++++ Information shown

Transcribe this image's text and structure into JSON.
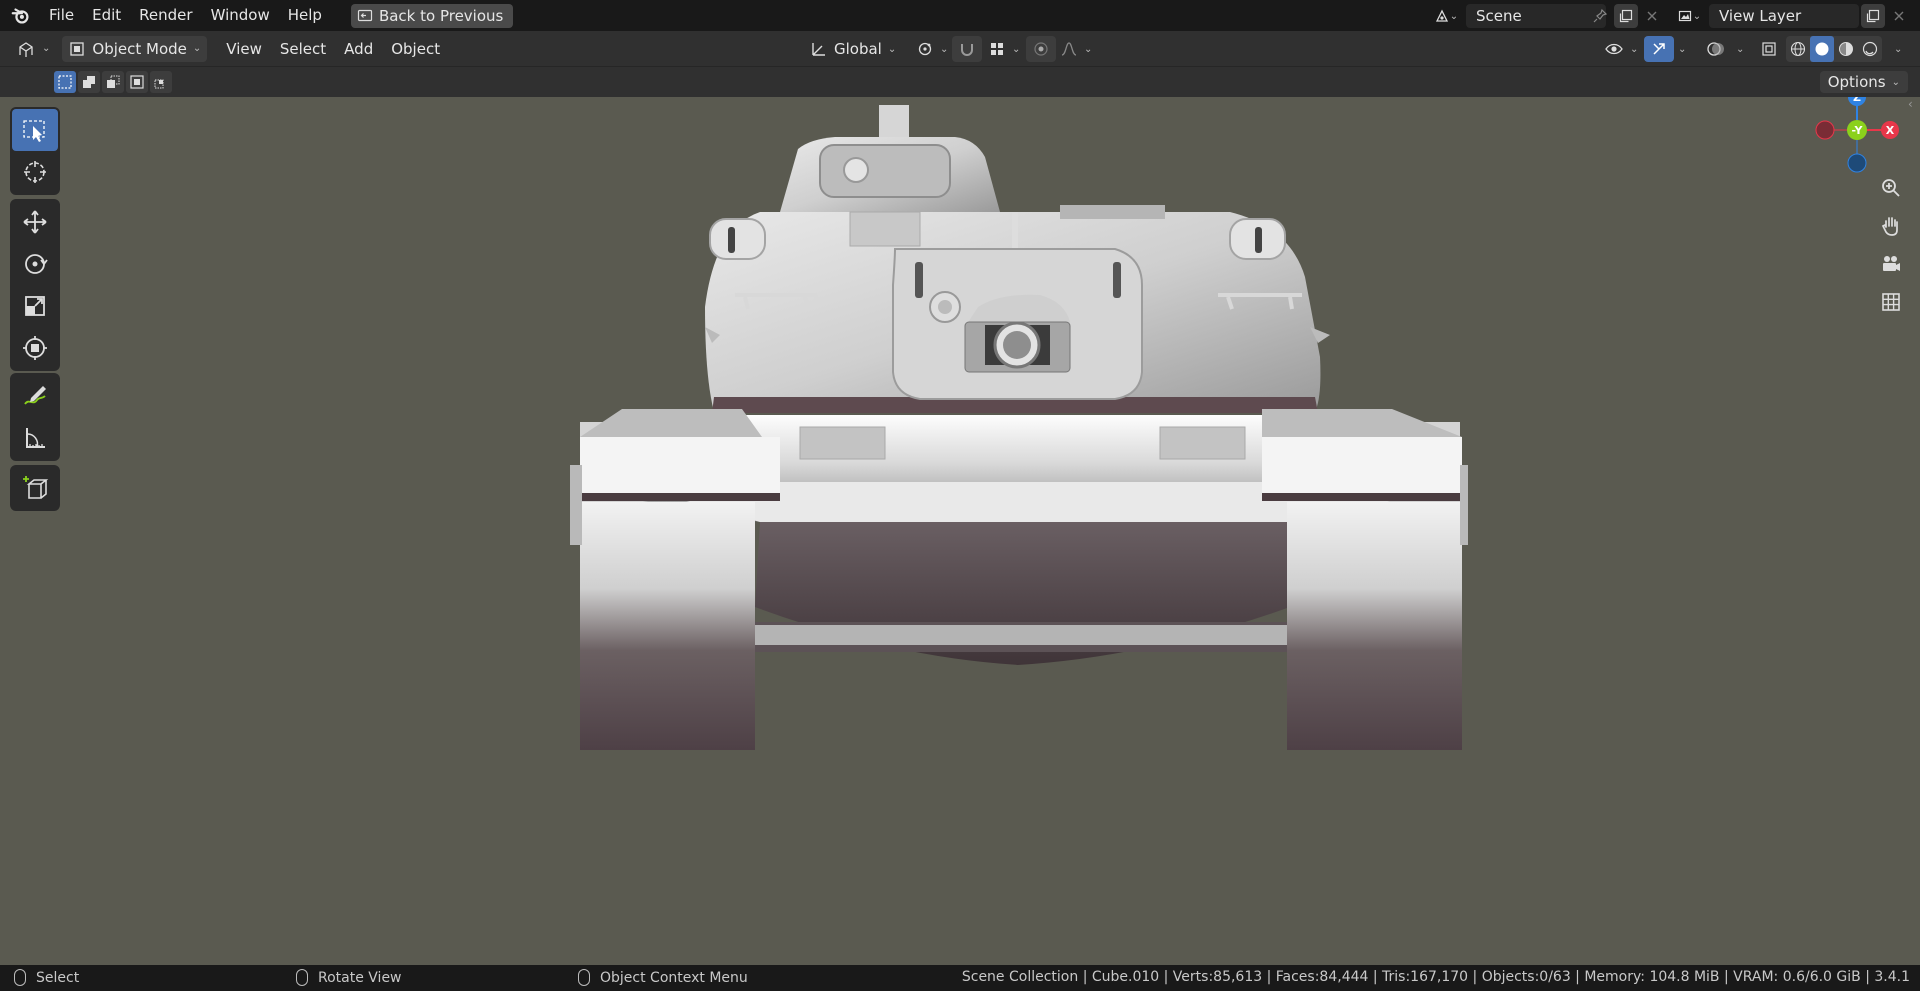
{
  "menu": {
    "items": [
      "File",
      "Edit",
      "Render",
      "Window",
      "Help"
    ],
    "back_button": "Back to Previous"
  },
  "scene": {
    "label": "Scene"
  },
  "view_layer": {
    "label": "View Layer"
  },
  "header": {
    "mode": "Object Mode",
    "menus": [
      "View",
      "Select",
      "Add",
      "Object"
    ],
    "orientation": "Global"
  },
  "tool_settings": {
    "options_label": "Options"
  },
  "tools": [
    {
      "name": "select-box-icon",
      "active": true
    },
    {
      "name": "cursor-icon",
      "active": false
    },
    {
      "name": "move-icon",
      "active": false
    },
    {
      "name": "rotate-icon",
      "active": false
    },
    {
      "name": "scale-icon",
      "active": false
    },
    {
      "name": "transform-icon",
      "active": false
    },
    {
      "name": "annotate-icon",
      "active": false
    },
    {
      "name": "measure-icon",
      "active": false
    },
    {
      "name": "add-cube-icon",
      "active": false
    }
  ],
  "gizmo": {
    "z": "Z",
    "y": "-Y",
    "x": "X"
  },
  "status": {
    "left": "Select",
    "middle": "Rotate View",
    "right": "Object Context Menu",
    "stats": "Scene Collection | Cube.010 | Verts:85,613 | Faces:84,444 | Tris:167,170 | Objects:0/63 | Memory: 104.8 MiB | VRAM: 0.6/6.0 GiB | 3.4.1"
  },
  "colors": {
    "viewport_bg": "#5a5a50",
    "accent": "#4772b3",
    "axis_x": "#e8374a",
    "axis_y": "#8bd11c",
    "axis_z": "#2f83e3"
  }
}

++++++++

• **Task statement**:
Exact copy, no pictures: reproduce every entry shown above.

• **Result of this task**:
Transcribe this image's text and structure into JSON.
{
  "menu": {
    "items": [
      "File",
      "Edit",
      "Render",
      "Window",
      "Help"
    ],
    "back_button": "Back to Previous"
  },
  "scene": {
    "label": "Scene"
  },
  "view_layer": {
    "label": "View Layer"
  },
  "header": {
    "mode": "Object Mode",
    "menus": [
      "View",
      "Select",
      "Add",
      "Object"
    ],
    "orientation": "Global"
  },
  "tool_settings": {
    "options_label": "Options"
  },
  "tools": [
    {
      "name": "select-box-icon",
      "active": true
    },
    {
      "name": "cursor-icon",
      "active": false
    },
    {
      "name": "move-icon",
      "active": false
    },
    {
      "name": "rotate-icon",
      "active": false
    },
    {
      "name": "scale-icon",
      "active": false
    },
    {
      "name": "transform-icon",
      "active": false
    },
    {
      "name": "annotate-icon",
      "active": false
    },
    {
      "name": "measure-icon",
      "active": false
    },
    {
      "name": "add-cube-icon",
      "active": false
    }
  ],
  "gizmo": {
    "z": "Z",
    "y": "-Y",
    "x": "X"
  },
  "status": {
    "left": "Select",
    "middle": "Rotate View",
    "right": "Object Context Menu",
    "stats": "Scene Collection | Cube.010 | Verts:85,613 | Faces:84,444 | Tris:167,170 | Objects:0/63 | Memory: 104.8 MiB | VRAM: 0.6/6.0 GiB | 3.4.1"
  },
  "colors": {
    "viewport_bg": "#5a5a50",
    "accent": "#4772b3",
    "axis_x": "#e8374a",
    "axis_y": "#8bd11c",
    "axis_z": "#2f83e3"
  }
}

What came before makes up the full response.